Return each line exactly, from the one that has "Enumerate this screenshot's" through the end of the entries, both ends included. Pictures do not belong.

(App and web page records)
++++++
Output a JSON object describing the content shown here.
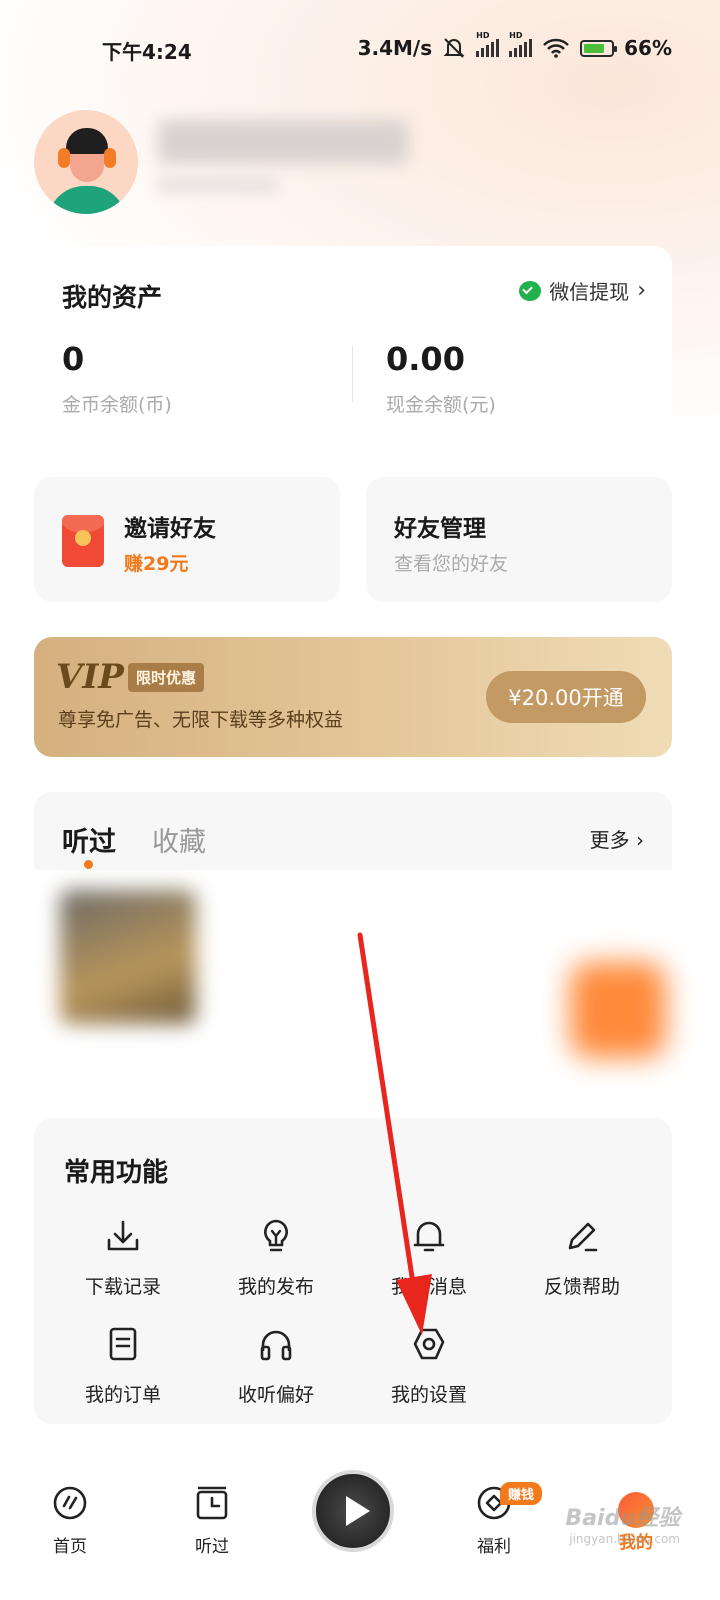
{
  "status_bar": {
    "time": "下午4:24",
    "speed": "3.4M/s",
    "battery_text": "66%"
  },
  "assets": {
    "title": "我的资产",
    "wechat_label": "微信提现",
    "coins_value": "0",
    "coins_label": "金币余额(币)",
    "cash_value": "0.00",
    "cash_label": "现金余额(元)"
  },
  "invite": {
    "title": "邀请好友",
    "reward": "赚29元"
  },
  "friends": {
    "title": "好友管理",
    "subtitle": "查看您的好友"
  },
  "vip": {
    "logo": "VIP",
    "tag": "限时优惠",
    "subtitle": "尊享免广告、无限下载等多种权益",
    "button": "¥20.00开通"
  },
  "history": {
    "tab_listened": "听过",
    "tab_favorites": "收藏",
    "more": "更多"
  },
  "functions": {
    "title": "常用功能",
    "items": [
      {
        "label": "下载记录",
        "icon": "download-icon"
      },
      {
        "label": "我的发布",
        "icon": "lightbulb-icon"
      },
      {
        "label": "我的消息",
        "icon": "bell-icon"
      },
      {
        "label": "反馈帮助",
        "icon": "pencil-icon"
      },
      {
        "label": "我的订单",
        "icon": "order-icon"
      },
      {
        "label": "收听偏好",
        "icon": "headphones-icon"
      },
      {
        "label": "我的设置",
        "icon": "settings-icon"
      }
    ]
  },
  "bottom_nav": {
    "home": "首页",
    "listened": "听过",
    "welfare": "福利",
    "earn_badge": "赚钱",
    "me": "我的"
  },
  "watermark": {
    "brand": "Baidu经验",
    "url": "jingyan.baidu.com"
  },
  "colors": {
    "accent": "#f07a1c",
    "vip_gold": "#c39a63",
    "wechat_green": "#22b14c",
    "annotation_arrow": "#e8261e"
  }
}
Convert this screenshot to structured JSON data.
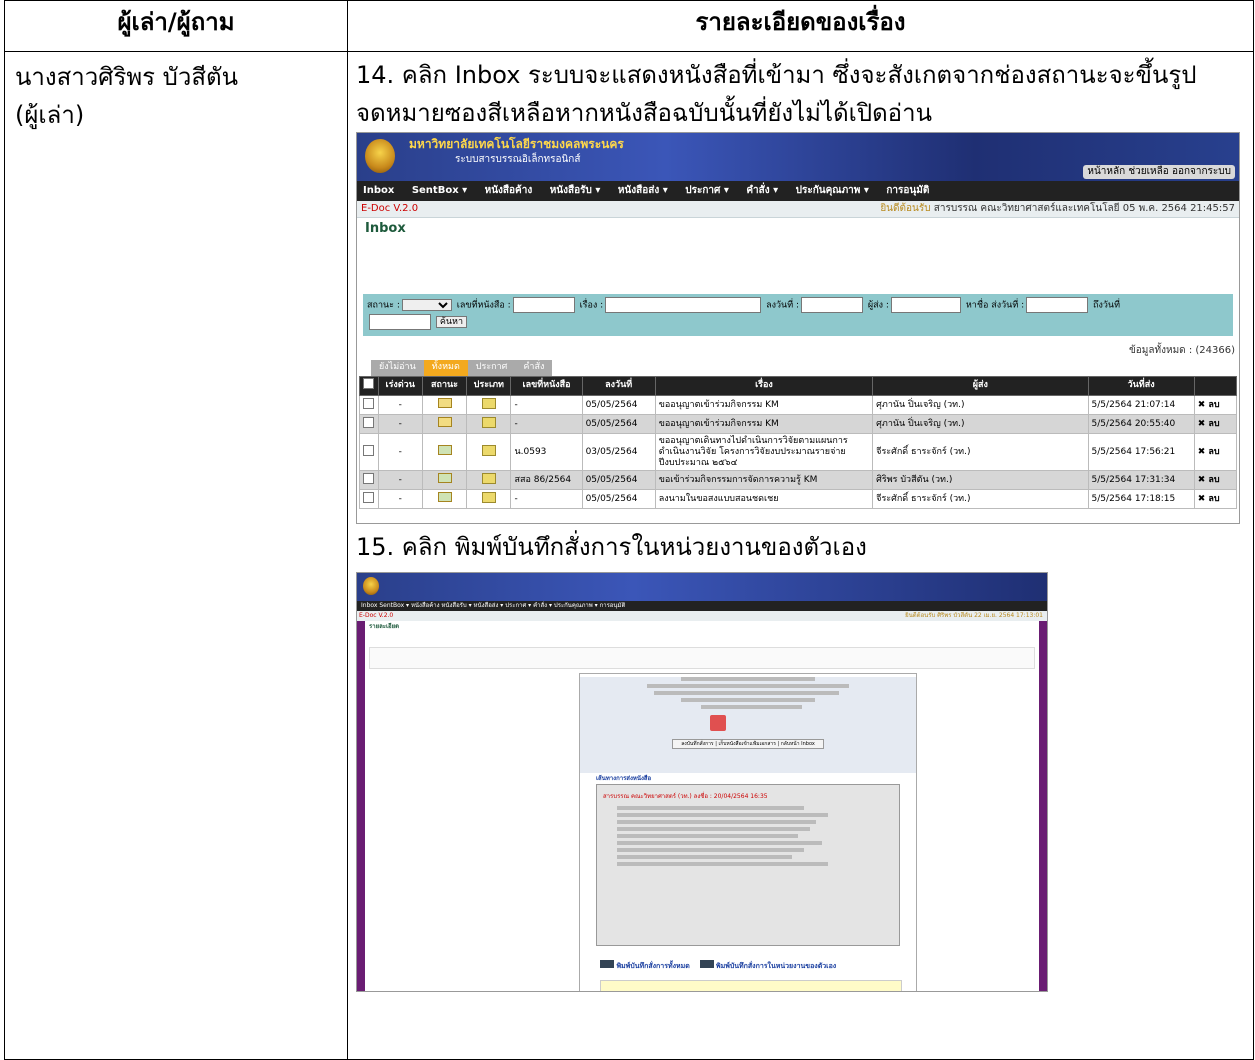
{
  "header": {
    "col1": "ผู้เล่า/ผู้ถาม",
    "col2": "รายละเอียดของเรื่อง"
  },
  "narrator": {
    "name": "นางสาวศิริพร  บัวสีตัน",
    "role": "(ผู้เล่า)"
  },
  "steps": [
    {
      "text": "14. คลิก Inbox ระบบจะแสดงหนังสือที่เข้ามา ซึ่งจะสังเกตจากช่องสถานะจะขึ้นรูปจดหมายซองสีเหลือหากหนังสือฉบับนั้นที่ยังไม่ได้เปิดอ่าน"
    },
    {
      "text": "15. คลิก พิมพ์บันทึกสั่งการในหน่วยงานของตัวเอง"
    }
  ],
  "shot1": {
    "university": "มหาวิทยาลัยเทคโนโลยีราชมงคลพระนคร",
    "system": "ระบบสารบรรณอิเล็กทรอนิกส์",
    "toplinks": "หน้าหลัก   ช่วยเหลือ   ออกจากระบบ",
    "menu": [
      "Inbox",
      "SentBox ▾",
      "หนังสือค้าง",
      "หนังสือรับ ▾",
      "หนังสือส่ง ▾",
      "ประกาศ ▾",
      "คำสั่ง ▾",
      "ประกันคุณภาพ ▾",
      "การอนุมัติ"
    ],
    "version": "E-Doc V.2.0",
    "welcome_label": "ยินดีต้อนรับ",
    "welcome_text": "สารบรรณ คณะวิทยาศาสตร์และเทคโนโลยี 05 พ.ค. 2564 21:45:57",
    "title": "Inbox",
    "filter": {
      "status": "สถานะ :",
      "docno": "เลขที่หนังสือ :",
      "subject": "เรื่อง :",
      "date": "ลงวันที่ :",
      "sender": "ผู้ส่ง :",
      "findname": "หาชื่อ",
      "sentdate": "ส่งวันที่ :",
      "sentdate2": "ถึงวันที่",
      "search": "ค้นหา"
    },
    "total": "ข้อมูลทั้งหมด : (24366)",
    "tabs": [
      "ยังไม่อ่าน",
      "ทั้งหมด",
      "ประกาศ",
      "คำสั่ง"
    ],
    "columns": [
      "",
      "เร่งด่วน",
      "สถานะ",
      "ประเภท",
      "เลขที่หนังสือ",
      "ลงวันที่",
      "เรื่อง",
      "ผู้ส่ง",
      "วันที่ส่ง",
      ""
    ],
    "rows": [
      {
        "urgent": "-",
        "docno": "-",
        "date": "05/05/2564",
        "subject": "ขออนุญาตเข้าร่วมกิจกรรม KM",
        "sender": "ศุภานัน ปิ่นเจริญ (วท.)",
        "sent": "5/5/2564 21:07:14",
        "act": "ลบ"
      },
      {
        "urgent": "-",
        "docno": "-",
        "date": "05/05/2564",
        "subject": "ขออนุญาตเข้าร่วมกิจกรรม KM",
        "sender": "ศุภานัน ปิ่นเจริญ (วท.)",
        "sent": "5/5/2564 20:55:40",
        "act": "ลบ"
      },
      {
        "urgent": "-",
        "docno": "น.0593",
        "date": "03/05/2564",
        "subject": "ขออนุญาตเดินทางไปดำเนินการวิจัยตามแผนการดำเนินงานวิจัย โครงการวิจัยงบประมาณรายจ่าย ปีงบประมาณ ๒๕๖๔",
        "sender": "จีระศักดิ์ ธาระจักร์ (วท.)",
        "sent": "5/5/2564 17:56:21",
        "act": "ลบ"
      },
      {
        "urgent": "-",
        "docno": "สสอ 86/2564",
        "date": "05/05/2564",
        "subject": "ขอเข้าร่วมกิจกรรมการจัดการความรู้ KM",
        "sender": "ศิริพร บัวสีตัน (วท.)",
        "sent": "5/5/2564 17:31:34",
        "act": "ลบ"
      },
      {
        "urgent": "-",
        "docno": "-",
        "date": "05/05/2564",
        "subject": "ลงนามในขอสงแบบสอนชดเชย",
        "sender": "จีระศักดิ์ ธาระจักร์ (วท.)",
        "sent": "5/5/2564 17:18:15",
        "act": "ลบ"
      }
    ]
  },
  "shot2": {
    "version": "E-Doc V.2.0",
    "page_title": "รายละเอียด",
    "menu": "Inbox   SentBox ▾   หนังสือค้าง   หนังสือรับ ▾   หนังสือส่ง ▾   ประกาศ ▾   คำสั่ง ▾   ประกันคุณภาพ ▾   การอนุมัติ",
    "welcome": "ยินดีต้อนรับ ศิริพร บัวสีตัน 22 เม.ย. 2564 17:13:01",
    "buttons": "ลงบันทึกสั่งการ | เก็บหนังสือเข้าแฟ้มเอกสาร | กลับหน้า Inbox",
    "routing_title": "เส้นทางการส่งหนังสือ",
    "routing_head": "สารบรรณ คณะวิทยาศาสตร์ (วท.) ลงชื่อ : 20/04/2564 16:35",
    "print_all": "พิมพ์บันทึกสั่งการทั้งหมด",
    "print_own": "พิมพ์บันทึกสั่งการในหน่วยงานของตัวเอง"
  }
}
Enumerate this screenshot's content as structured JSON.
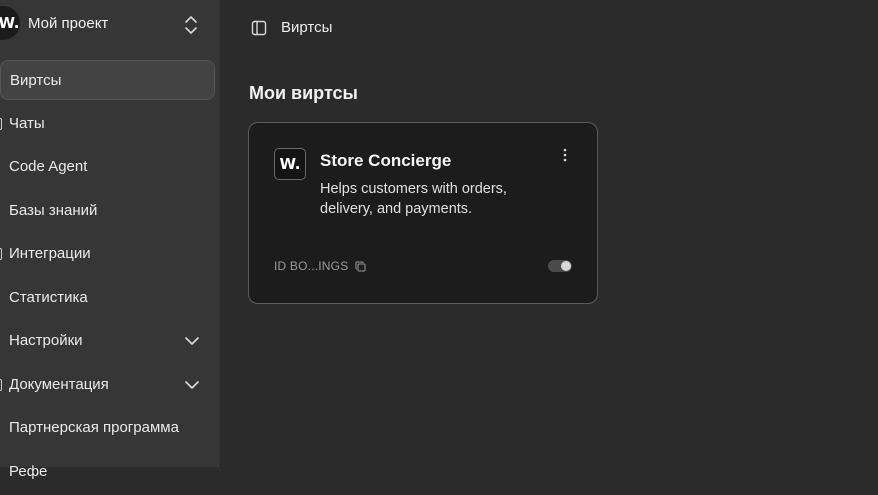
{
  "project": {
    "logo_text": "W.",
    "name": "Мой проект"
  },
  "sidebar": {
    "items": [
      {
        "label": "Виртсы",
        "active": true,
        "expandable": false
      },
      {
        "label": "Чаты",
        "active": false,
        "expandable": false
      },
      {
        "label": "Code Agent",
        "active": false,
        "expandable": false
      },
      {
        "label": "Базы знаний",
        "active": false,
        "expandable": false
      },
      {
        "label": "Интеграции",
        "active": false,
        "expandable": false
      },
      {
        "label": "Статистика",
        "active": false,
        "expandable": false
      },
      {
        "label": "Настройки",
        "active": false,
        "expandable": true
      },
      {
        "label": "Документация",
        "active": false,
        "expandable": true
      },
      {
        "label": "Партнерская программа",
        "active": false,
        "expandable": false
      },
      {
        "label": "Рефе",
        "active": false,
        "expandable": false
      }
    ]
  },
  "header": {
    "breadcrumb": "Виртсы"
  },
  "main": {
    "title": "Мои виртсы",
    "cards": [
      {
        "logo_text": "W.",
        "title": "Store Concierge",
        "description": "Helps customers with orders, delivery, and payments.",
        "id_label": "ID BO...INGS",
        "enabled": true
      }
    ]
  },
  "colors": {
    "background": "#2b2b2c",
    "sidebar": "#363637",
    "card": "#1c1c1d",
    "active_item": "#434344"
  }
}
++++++
**ANSWER SPACE:**
Enumerate this screenshot's content as structured JSON.
{
  "project": {
    "logo_text": "W.",
    "name": "Мой проект"
  },
  "sidebar": {
    "items": [
      {
        "label": "Виртсы",
        "active": true,
        "expandable": false
      },
      {
        "label": "Чаты",
        "active": false,
        "expandable": false
      },
      {
        "label": "Code Agent",
        "active": false,
        "expandable": false
      },
      {
        "label": "Базы знаний",
        "active": false,
        "expandable": false
      },
      {
        "label": "Интеграции",
        "active": false,
        "expandable": false
      },
      {
        "label": "Статистика",
        "active": false,
        "expandable": false
      },
      {
        "label": "Настройки",
        "active": false,
        "expandable": true
      },
      {
        "label": "Документация",
        "active": false,
        "expandable": true
      },
      {
        "label": "Партнерская программа",
        "active": false,
        "expandable": false
      },
      {
        "label": "Рефе",
        "active": false,
        "expandable": false
      }
    ]
  },
  "header": {
    "breadcrumb": "Виртсы"
  },
  "main": {
    "title": "Мои виртсы",
    "cards": [
      {
        "logo_text": "W.",
        "title": "Store Concierge",
        "description": "Helps customers with orders, delivery, and payments.",
        "id_label": "ID BO...INGS",
        "enabled": true
      }
    ]
  },
  "colors": {
    "background": "#2b2b2c",
    "sidebar": "#363637",
    "card": "#1c1c1d",
    "active_item": "#434344"
  }
}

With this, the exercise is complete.